Chromaffin cells of adrenal medulla, heart valves, and ganglion are some derivatives of neural crest cells. 


An important concept in nervous system development is the ____ of cells and _____ to their adult location. Any interruption in this 2-step process can produce a developmental defect.

An important concept in nervous system development is the mitosis of cells and migration to their adult location. Any interruption in this 2-step process can produce a developmental defect.


Where are neural crest cells originally clocated?

What do neural crest cells form in the following parts of the body?:

nervous system

head and neck


Originally, neural crest cells are located along dorsal midline of neural tube. These cells undergo mitosis and exit the neuroepithelium to migrate to their adult locations in the body. These cells become widely dispersed and differentiate into a highly diverse group of cells.

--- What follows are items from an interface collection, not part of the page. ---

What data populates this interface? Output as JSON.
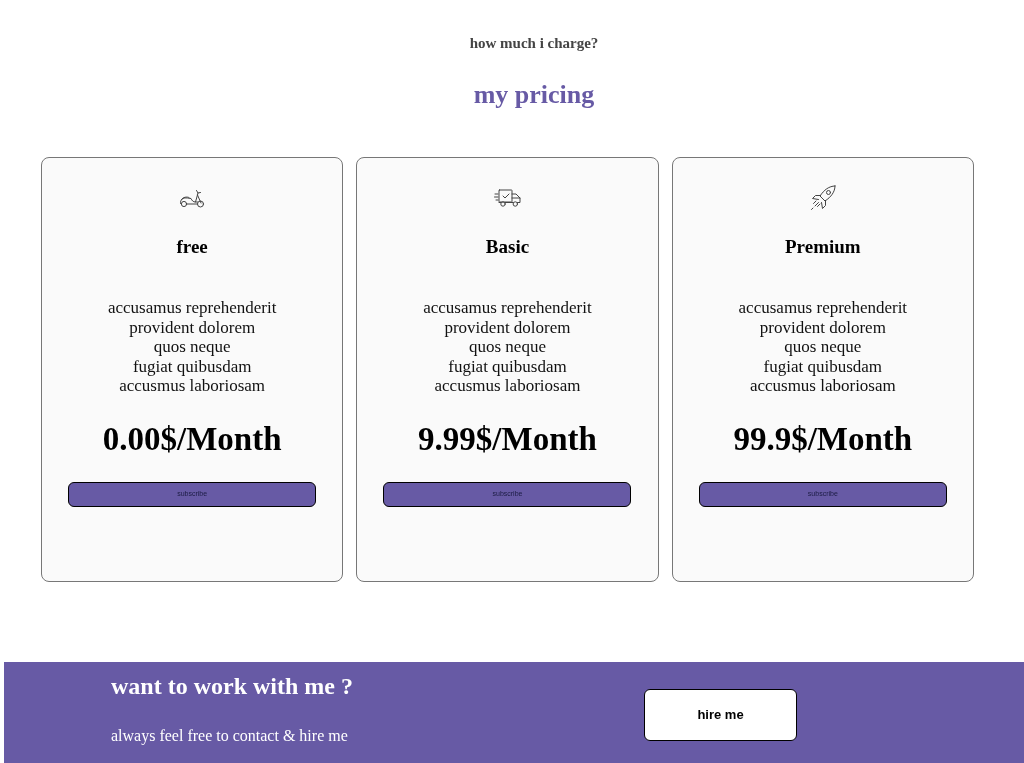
{
  "header": {
    "eyebrow": "how much i charge?",
    "title": "my pricing"
  },
  "plans": [
    {
      "name": "free",
      "features": [
        "accusamus reprehenderit",
        "provident dolorem",
        "quos neque",
        "fugiat quibusdam",
        "accusmus laboriosam"
      ],
      "price": "0.00$/Month",
      "button": "subscribe"
    },
    {
      "name": "Basic",
      "features": [
        "accusamus reprehenderit",
        "provident dolorem",
        "quos neque",
        "fugiat quibusdam",
        "accusmus laboriosam"
      ],
      "price": "9.99$/Month",
      "button": "subscribe"
    },
    {
      "name": "Premium",
      "features": [
        "accusamus reprehenderit",
        "provident dolorem",
        "quos neque",
        "fugiat quibusdam",
        "accusmus laboriosam"
      ],
      "price": "99.9$/Month",
      "button": "subscribe"
    }
  ],
  "cta": {
    "title": "want to work with me ?",
    "subtitle": "always feel free to contact & hire me",
    "button": "hire me"
  }
}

1. In the nervous system neural crest cells make important contributions to: Schwann cells, PNS myelinated cells, dorsal root ganglia, some cranial nerve ganglia and numerous autonomic ganglia, gut intrinsic innervation-myenteric plexus and submucosal plexus, the adrenal medulla, part of the meninges surrounding CNS.

2. In the head and neck neural crest cells contribute to part of head mesenchyme, forming parts of facial bones, muscles, and ligaments, odontoblasts and the dentin producing cells of teeth.

3. In skin neural crest cells contribute to making the pigment-producing cells, melanocytes.


What is DiGeorge syndrome caused by? What are the sx of this disease?

DiGeorge Syndrome

• AKA 22q11.2 Syndrome (deletion in #22)

• Characterized by subtle craniofacial anomalies, cardiovascular anomalies, and sometimes thymic and parathyroid aplasia

• Results from abnormal migration and differentiation of head and neck neural crest cells


What are neural tube defects typically cased by?

What is the range in severity of neural tube defects?

Neural Tube Defects.

• Common kind of congenital birth defects

• Multifactorial etiology- some genetic and some environmental.

• Typically caused by failure of neural tube closure and/or induction of bony neural arches of spinal cord

• Range in severity from asymptomatic spina bifida occulta to devastating and fatal anencephaly


What are the 3 divisions of mesoderm? What do they differentiate into?

Mesoderm is the middle of the 3 germ layers and is divided into:

1. Paraxial Mesoderm - these cells are close to the midline and are organized into segments called somites. The somites appear first in the cephalic region and then proceed to develop in a craniocaudal direction. There are occipital, cervical, thoracic, lumbar, sacral, and coccygeal pairs of somites. Sclerotome somites surround spinal cord to form the vertebral column and also form tendons/cartilage/bone. Dermomyotome combination of the Myotome and the Dermatome . Myotome (providing the segmental muscle component), Dermatome (forms the dermis of the back). Each myotome and dermatome retains its innervation from its segment of origin.

2. Intermediate Mesoderm - will differentiate into urogenital structures.

3. Lateral plate mesoderm - parietal and visceral layers line the intraembryonic cavity and surround organs.


What adult structures do the ectoderm, mesoderm, and endoderm give rise to?

Ectoderm (outer layer)- organs and structures that maintain contact with the outside world: nervous system, sensory epithelium of ear, nose, and eye, skin, hair, nails, pituitary, mammary, sweat glands and enamel of the teeth.

Mesoderm (middle layer) - connective tissues, tendons, cartilage, bone, muscle, some urogenital structures, blood cells, adrenal cortex

Endoderm  (inner layer) - gastrointestinal tract; epithelial lining of the respiratory tract; parenchyma of the thyroid, parathyroids, liver, and pancreas, stroma of the tonsils and thymus, the epithelial lining of the urinary bladder, urethra and lining of the tympanic cavity and auditory tube.

see pg 51 of course notes!!!